Konami has to be in what can be considered the worst shape ever for a gaming company and let’s be real, gaming companies are pretty much acting like scumbags right about now. However, none have earned the definition of being a scumbag more than Konami has over the last 3 months.
Dateline: March 19th, 2015
Konami had reportedly removed Hideo Kojima’s name from all promotional items for Metal Gear Solid V: The Phantom Pain, surrounding rumors of Kojima’s departure from Konami. As the firestorm started on the social media sites and gaming forums, Konami simply had this to say:
“As we have already announced, we are shifting our production structure to a headquarters-controlled system, in order to establish a steadfast operating base capable of responding to the rapid market changes that surround our digital entertainment business. Konami Digital Entertainment (including Mr. Kojima), will continue to develop and support Metal Gear products. Please look forward to future announcements.”
To me, this didn’t seem too promising, as there was corporate cronyism written all over this and most importantly, it didn’t answer any questions. Fast forward to April 27th where we find ourselves in “shock,” and I use quotes because most of the reaction to the first bit of news was apathetic. Konami had delisted itself from the New York Stock Exchange and that Silent Hills was cancelled, with the latter coming through via Guillermo Del Toro’s words at the San Francisco International Film Festival (Konami would later that day confirm the cancellation, as well as pull P.T. off of the PlayStation Store and its servers, preventing anyone from even accessing the game…ever.)
Not cool, Konami. Not cool.
Let’s roll over to Mother’s Day weekend, where Konami pressured eBay into taking down auctions for PlayStation 4 consoles with P.T. installed, which was the only LEGAL way to acquire the game.
As Konami continues to shoot themselves in the foot, they now only have one game listed for release in 2015, and no, guys, it’s not Yu-Gi-Oh! Tag Force 7. It’s Metal Gear Solid V: The Phantom Pain. While that’s all well and good for MGS fans, and Konami started on a financial upswing, their moral bottom really began to fall out from under them. Why, you ask? It’s simple.
YouTuber Super BunnyHop posted an editorial video named Kojima vs Konami: An Investigation, was taken down by YouTube for an apparent DMCA violation, despite:
- Twenty-seven seconds of footage was used in a near 10 minute video;
- No real damaging information was presented in the video, simply because the source was anonymous; and
- YouTube pretty much crapped on Konami, requesting an explanation for the claim.
So the video was taken down and everyone flew into a freaking tizzy (I can’t call it a b*tch fit because the tizzy was justified by Konami’s actions.) Soon, YouTube reversed the claim and allowed for the video to remain on the site, prompting a follow-up video that was posted today.
What does all of this have to do with me telling Konami to “stay free?”

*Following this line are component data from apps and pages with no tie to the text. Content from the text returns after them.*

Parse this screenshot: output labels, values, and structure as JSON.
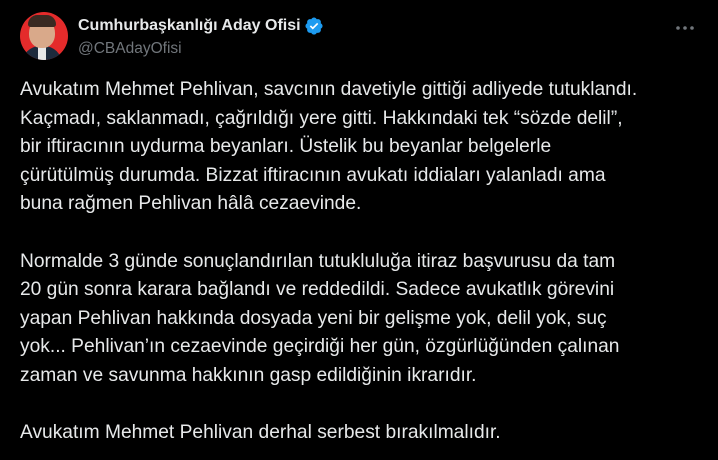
{
  "author": {
    "display_name": "Cumhurbaşkanlığı Aday Ofisi",
    "handle": "@CBAdayOfisi",
    "verified_icon": "verified-badge-icon",
    "avatar_icon": "avatar"
  },
  "menu": {
    "icon": "more-dots-icon"
  },
  "colors": {
    "background": "#000000",
    "text": "#e7e9ea",
    "secondary_text": "#71767b",
    "verified_blue": "#1d9bf0",
    "avatar_red": "#e42b2b"
  },
  "tweet": {
    "paragraphs": [
      {
        "lines": [
          "Avukatım Mehmet Pehlivan, savcının davetiyle gittiği adliyede tutuklandı.",
          "Kaçmadı, saklanmadı, çağrıldığı yere gitti. Hakkındaki tek “sözde delil”,",
          "bir iftiracının uydurma beyanları. Üstelik bu beyanlar belgelerle",
          "çürütülmüş durumda. Bizzat iftiracının avukatı iddiaları yalanladı ama",
          "buna rağmen Pehlivan hâlâ cezaevinde."
        ]
      },
      {
        "lines": [
          "Normalde 3 günde sonuçlandırılan tutukluluğa itiraz başvurusu da tam",
          "20 gün sonra karara bağlandı ve reddedildi. Sadece avukatlık görevini",
          "yapan Pehlivan hakkında dosyada yeni bir gelişme yok, delil yok, suç",
          "yok... Pehlivan’ın cezaevinde geçirdiği her gün, özgürlüğünden çalınan",
          "zaman ve savunma hakkının gasp edildiğinin ikrarıdır."
        ]
      },
      {
        "lines": [
          "Avukatım Mehmet Pehlivan derhal serbest bırakılmalıdır."
        ]
      }
    ]
  }
}
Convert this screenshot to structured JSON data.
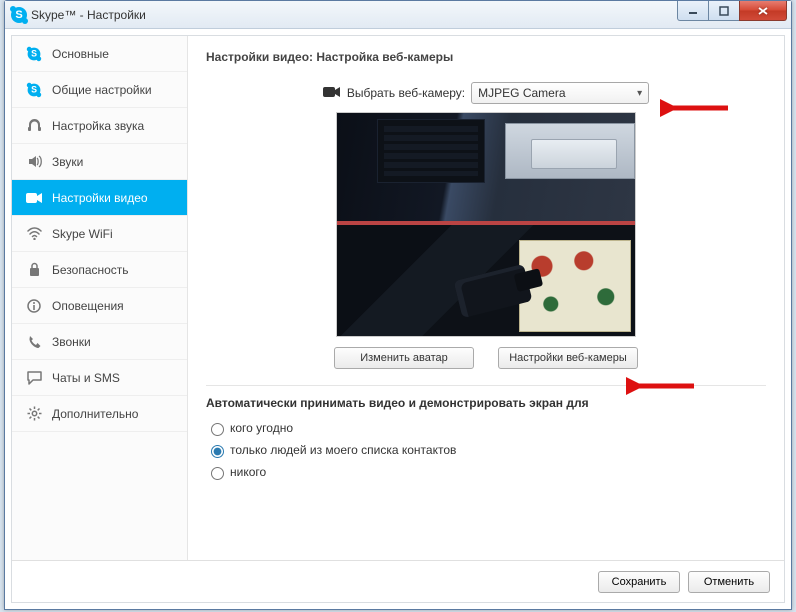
{
  "window": {
    "title": "Skype™ - Настройки"
  },
  "sidebar": {
    "items": [
      {
        "label": "Основные",
        "icon": "skype"
      },
      {
        "label": "Общие настройки",
        "icon": "skype"
      },
      {
        "label": "Настройка звука",
        "icon": "headset"
      },
      {
        "label": "Звуки",
        "icon": "speaker"
      },
      {
        "label": "Настройки видео",
        "icon": "camera",
        "active": true
      },
      {
        "label": "Skype WiFi",
        "icon": "wifi"
      },
      {
        "label": "Безопасность",
        "icon": "lock"
      },
      {
        "label": "Оповещения",
        "icon": "info"
      },
      {
        "label": "Звонки",
        "icon": "phone"
      },
      {
        "label": "Чаты и SMS",
        "icon": "chat"
      },
      {
        "label": "Дополнительно",
        "icon": "gear"
      }
    ]
  },
  "main": {
    "heading": "Настройки видео: Настройка веб-камеры",
    "selectLabel": "Выбрать веб-камеру:",
    "selectedCamera": "MJPEG Camera",
    "changeAvatar": "Изменить аватар",
    "camSettings": "Настройки веб-камеры",
    "autoTitle": "Автоматически принимать видео и демонстрировать экран для",
    "radios": [
      {
        "label": "кого угодно",
        "checked": false
      },
      {
        "label": "только людей из моего списка контактов",
        "checked": true
      },
      {
        "label": "никого",
        "checked": false
      }
    ]
  },
  "footer": {
    "save": "Сохранить",
    "cancel": "Отменить"
  }
}
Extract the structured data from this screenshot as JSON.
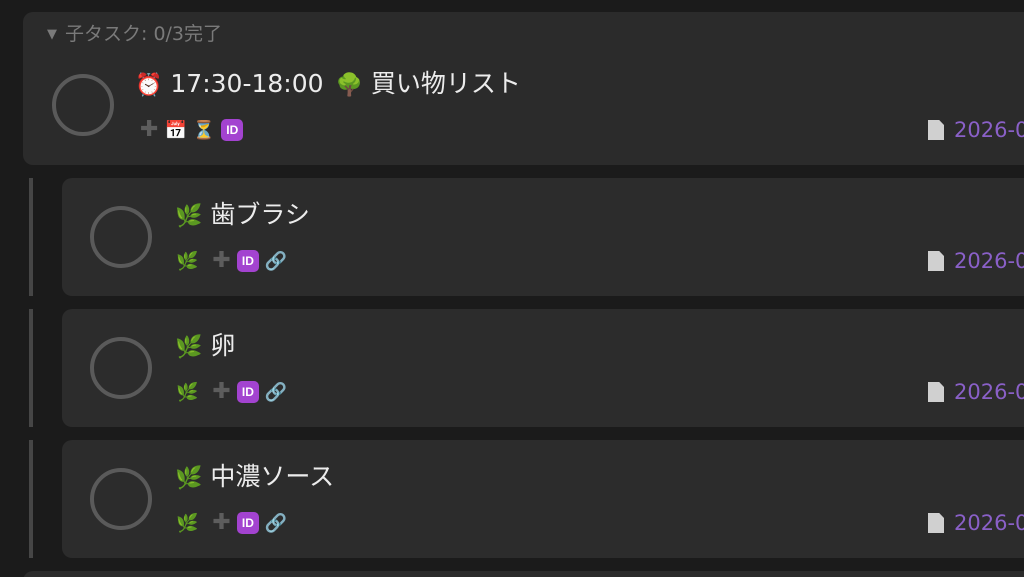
{
  "section": {
    "toggle_icon": "▼",
    "label": "子タスク: 0/3完了"
  },
  "parent_task": {
    "time_icon": "⏰",
    "time": "17:30-18:00",
    "tree_icon": "🌳",
    "title": "買い物リスト",
    "plus": "✚",
    "calendar_icon": "📅",
    "hourglass_icon": "⏳",
    "id_badge": "ID",
    "date": "2026-0"
  },
  "child_tasks": [
    {
      "herb_icon": "🌿",
      "title": "歯ブラシ",
      "meta_herb_icon": "🌿",
      "plus": "✚",
      "id_badge": "ID",
      "link_icon": "🔗",
      "date": "2026-0"
    },
    {
      "herb_icon": "🌿",
      "title": "卵",
      "meta_herb_icon": "🌿",
      "plus": "✚",
      "id_badge": "ID",
      "link_icon": "🔗",
      "date": "2026-0"
    },
    {
      "herb_icon": "🌿",
      "title": "中濃ソース",
      "meta_herb_icon": "🌿",
      "plus": "✚",
      "id_badge": "ID",
      "link_icon": "🔗",
      "date": "2026-0"
    }
  ],
  "colors": {
    "background": "#1b1b1b",
    "card": "#2b2b2b",
    "date_accent": "#8a60c8",
    "id_badge": "#a343d0"
  }
}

A lot. For a company that was widely regarded as a herald for gaming, with games such as Castlevania, Metal Gear, Contra, Suikoden, Pro Evolution Soccer, beatmania, Dance Dance Revolution and the Yu-Gi-Oh! series, this apparent fall from grace has seemed to mess with something in their formula, or perhaps the success of the Metal Gear series has allowed them to rest on their laurels, much to the dismay of gamers and fans everywhere.
While this isn’t a problem exclusive to Konami, they seem to be, as the kids say, doing too much right now. The conspiracy theories that are flying because of their actions are beginning to look like near-absolute truths and it’s not looking too good.
However, the abandonment of their franchises that people remember them for, such as Contra and Castlevania and Dance Dance Revolution (at least in the United States,) have left an extremely sour taste in the gaming world’s mouth and they are ready to spit out the sour food that Konami is feeding them.
Konami, the reason I say “stay free,” is simply because the problems that you put yourself in, you can easily take yourselves out of. This headquarters-controlled system that seems to be coming our way, and your seemingly reactionary move to mobile gaming isn’t good for gamers who have grown up with the company. The actions of your company as of late have been deplorable to say the least.
Until the act gets together, Konami must indeed stay free.
– Clinton Bowman
Senior Editor, The Outerhaven
The definition of “free,” as told by the FGC (Fighting Game Community)